■ **Task goal**: For this exercise, write out the whole listing below exactly, omitting its images.

■ **Material for this task**:
────────────────
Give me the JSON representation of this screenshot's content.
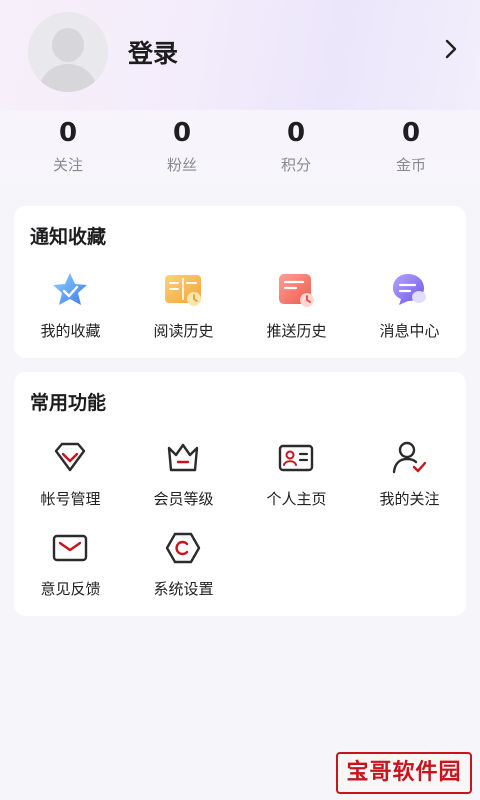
{
  "profile": {
    "login_label": "登录"
  },
  "stats": [
    {
      "value": "0",
      "label": "关注"
    },
    {
      "value": "0",
      "label": "粉丝"
    },
    {
      "value": "0",
      "label": "积分"
    },
    {
      "value": "0",
      "label": "金币"
    }
  ],
  "notify_section": {
    "title": "通知收藏",
    "items": [
      {
        "label": "我的收藏",
        "icon": "star-favorites-icon"
      },
      {
        "label": "阅读历史",
        "icon": "book-history-icon"
      },
      {
        "label": "推送历史",
        "icon": "push-history-icon"
      },
      {
        "label": "消息中心",
        "icon": "message-center-icon"
      }
    ]
  },
  "common_section": {
    "title": "常用功能",
    "items": [
      {
        "label": "帐号管理",
        "icon": "account-manage-icon"
      },
      {
        "label": "会员等级",
        "icon": "crown-icon"
      },
      {
        "label": "个人主页",
        "icon": "id-card-icon"
      },
      {
        "label": "我的关注",
        "icon": "user-follow-icon"
      },
      {
        "label": "意见反馈",
        "icon": "mail-feedback-icon"
      },
      {
        "label": "系统设置",
        "icon": "settings-hex-icon"
      }
    ]
  },
  "watermark": {
    "text": "宝哥软件园"
  },
  "colors": {
    "accent_red": "#c9141c",
    "icon_dark": "#2b2b2e"
  }
}
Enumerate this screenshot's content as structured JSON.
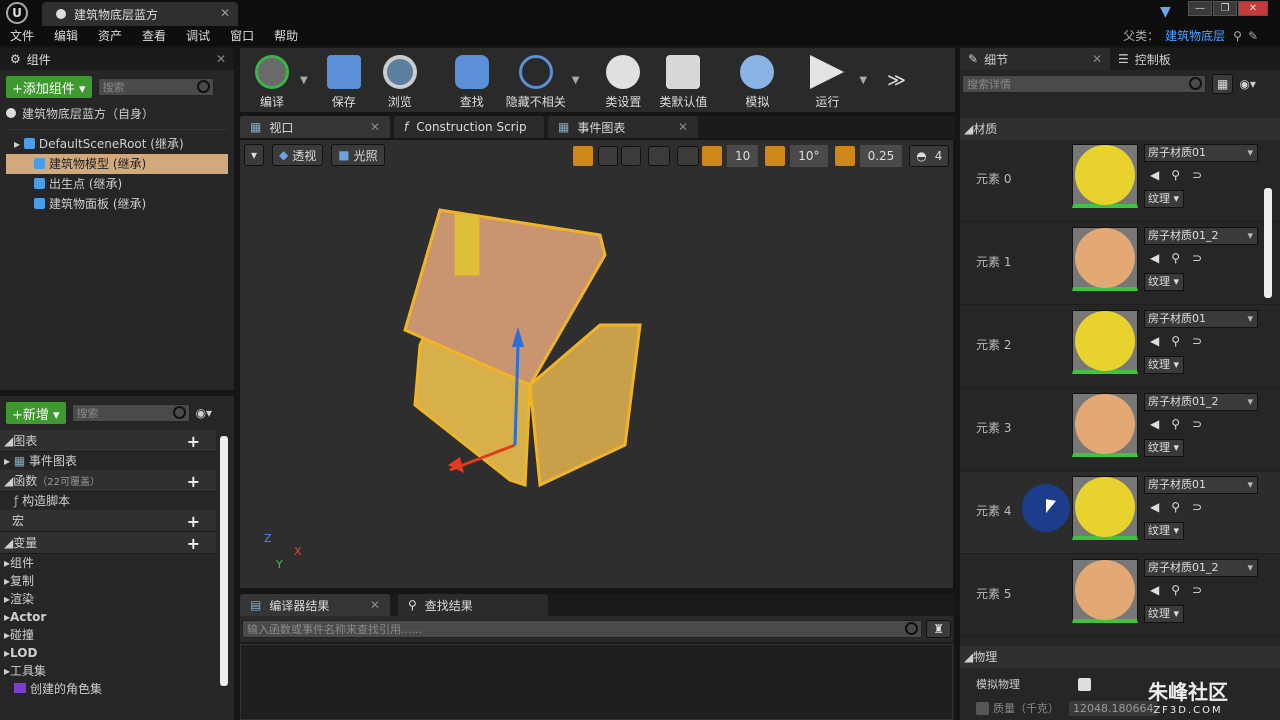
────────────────
■ **Exercise solution**:
Give me the JSON representation of this screenshot's content.
{
  "profile": {
    "login_label": "登录"
  },
  "stats": [
    {
      "value": "0",
      "label": "关注"
    },
    {
      "value": "0",
      "label": "粉丝"
    },
    {
      "value": "0",
      "label": "积分"
    },
    {
      "value": "0",
      "label": "金币"
    }
  ],
  "notify_section": {
    "title": "通知收藏",
    "items": [
      {
        "label": "我的收藏",
        "icon": "star-favorites-icon"
      },
      {
        "label": "阅读历史",
        "icon": "book-history-icon"
      },
      {
        "label": "推送历史",
        "icon": "push-history-icon"
      },
      {
        "label": "消息中心",
        "icon": "message-center-icon"
      }
    ]
  },
  "common_section": {
    "title": "常用功能",
    "items": [
      {
        "label": "帐号管理",
        "icon": "account-manage-icon"
      },
      {
        "label": "会员等级",
        "icon": "crown-icon"
      },
      {
        "label": "个人主页",
        "icon": "id-card-icon"
      },
      {
        "label": "我的关注",
        "icon": "user-follow-icon"
      },
      {
        "label": "意见反馈",
        "icon": "mail-feedback-icon"
      },
      {
        "label": "系统设置",
        "icon": "settings-hex-icon"
      }
    ]
  },
  "watermark": {
    "text": "宝哥软件园"
  },
  "colors": {
    "accent_red": "#c9141c",
    "icon_dark": "#2b2b2e"
  }
}
Enumerate this screenshot's content as structured JSON.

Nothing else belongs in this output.